a poisonous gas liberated by some industrial enterprises, e.g. copper smelting, from silage to which sodium metabisulfite has been added as a preservative and in oldfashioned treatments for mange. The gas causes irritation of the upper respiratory tract and pneumonia in severe cases. Commonly used as a meat preservative where it selectively destroys thiamin and has been incriminated as a cause of thiamin deficiency, particularly in dogs and cats.
sulfur granule
small, soft to mineralized bodies in the pus of lesions of actinomycosis. Called also drusen.
lime-sulfur
sulfur myopathy
skeletal and myocardial degeneration caused by the feeding of toxic levels of sulfur.
sulfur nutritional deficiency
ruminants may need supplemental inorganic sulfur if the bulk of their nitrogen is not in the form of protein but as urea or ammonium phosphate. A deficiency in these circumstances causes anorexia, weight loss, poor digestion and fall in milk yield.
precipitated sulfur
a scabicide, antiparasitic, antifungal and keratolytic. Called also milk of sulfur.
sulfur stinker
a can of preserved meat contaminated by Clostridium nigrificans causing the formation of hydrogen sulfide, and black or purple staining of the inside of the can.
sulfur sublimatum, sublimed sulfur
a parasiticide and scabicide. Called also flowers of sulfur.
technetium coated sulfur colloid
used in scintigraphy of the liver and reticuloendothelial systems.

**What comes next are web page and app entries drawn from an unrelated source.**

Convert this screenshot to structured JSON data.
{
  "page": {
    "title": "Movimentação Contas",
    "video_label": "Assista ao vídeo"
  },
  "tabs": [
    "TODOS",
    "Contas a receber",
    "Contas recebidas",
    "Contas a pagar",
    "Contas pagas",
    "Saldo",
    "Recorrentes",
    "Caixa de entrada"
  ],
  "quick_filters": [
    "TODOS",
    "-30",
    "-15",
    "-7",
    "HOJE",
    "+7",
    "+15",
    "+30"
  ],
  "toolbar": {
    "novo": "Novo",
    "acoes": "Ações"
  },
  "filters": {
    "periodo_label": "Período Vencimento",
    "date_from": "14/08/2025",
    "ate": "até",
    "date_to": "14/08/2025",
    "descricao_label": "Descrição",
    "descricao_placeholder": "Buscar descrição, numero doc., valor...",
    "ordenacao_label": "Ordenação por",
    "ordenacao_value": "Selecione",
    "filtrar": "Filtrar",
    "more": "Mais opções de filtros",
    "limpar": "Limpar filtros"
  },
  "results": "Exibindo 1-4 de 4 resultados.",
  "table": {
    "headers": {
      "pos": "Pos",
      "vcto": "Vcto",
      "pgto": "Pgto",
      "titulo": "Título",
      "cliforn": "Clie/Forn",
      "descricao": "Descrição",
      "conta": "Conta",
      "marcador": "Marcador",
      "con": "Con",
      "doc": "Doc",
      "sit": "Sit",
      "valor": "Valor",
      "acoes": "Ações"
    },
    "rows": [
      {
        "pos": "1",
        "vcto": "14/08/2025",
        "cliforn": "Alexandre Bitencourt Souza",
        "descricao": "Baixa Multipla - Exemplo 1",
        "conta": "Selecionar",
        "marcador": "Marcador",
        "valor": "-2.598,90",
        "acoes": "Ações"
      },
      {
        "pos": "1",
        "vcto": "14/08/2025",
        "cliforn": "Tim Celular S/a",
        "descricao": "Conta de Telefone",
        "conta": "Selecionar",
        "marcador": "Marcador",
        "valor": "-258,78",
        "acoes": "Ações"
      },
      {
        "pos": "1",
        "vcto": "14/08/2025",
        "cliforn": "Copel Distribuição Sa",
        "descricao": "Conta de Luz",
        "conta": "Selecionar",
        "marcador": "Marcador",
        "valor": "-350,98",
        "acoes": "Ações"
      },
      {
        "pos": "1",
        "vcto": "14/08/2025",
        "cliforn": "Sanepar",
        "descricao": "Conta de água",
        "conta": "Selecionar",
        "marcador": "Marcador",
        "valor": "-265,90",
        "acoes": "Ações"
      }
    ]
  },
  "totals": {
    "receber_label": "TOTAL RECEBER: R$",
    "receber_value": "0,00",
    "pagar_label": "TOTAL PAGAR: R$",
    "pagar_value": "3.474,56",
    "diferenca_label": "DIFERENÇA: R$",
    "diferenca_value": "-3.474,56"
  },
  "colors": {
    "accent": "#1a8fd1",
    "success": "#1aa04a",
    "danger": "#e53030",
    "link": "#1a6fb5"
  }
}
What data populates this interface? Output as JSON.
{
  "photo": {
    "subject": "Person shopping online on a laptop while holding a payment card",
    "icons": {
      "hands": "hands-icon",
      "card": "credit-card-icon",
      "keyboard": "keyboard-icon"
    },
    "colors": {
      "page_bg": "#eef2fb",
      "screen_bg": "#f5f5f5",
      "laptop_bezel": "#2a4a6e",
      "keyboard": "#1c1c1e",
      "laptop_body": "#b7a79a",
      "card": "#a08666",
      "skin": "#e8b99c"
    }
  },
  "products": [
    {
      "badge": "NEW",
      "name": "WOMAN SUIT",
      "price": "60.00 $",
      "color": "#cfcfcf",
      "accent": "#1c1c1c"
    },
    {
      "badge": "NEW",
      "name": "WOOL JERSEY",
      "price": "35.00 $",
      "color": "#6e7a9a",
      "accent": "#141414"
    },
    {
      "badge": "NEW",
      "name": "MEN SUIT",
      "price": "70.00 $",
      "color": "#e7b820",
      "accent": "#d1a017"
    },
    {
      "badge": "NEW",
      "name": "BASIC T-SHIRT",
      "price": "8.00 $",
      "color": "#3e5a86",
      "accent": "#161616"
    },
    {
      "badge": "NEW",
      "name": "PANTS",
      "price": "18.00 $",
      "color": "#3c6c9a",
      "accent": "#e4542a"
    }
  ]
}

Called also 99mTc sulfur colloid.
References in periodicals archive ?
The overall removal efficiency of sulfur dioxide in the biofilter packed with peat is shown in Figure 4.
Yet the ecological value of such community initiatives, worthy as they are, pales beside the environmental and health damage wrought by the nearly 165,000 tons of sulfur dioxide and other toxic pollution released by Bowen.
Sulfur dioxide levels exceeding the environmental standard, less than 0.
In fact, ambient levels of particulates and sulfur dioxide have been declining ever since accurate records have been kept.
Applied as a gas, sulfur dioxide protects grapes from botrytis, an unattractive gray mold.
The Environmental Protection Agency (EPA) always has regulated sulfur dioxide emission by setting emission standards.
Sulfur dioxide fumigation and slow-release sulfur dioxide pads have been widely used to kill mold and prevent rotting in table grapes, but sulfur dioxide is highly corrosive to refrigeration equipment, leaves sulfite residues, and can cause health and environmental problems.
Although eruptions do emit greenhouse gases such as carbon dioxide, volcanoes also spew sulfur dioxide.
The 10-minute mean for sulfur dioxide is 500 micrograms/[m.
EPA alleges that in 1994, Mittal modified a coke oven battery, resulting in a significant increase in sulfur dioxide emissions, without getting a state permit that would have required the best available technology to control the emissions.
Large volcanic eruptions send much sulfur dioxide high into the atmosphere, where the gas forms aerosols of tiny droplets.
The pollutants studied included fine and ultrafine particulates of various compositions, nitrogen oxides, elemental and organic carbon, carbon monoxide, and sulfur dioxide.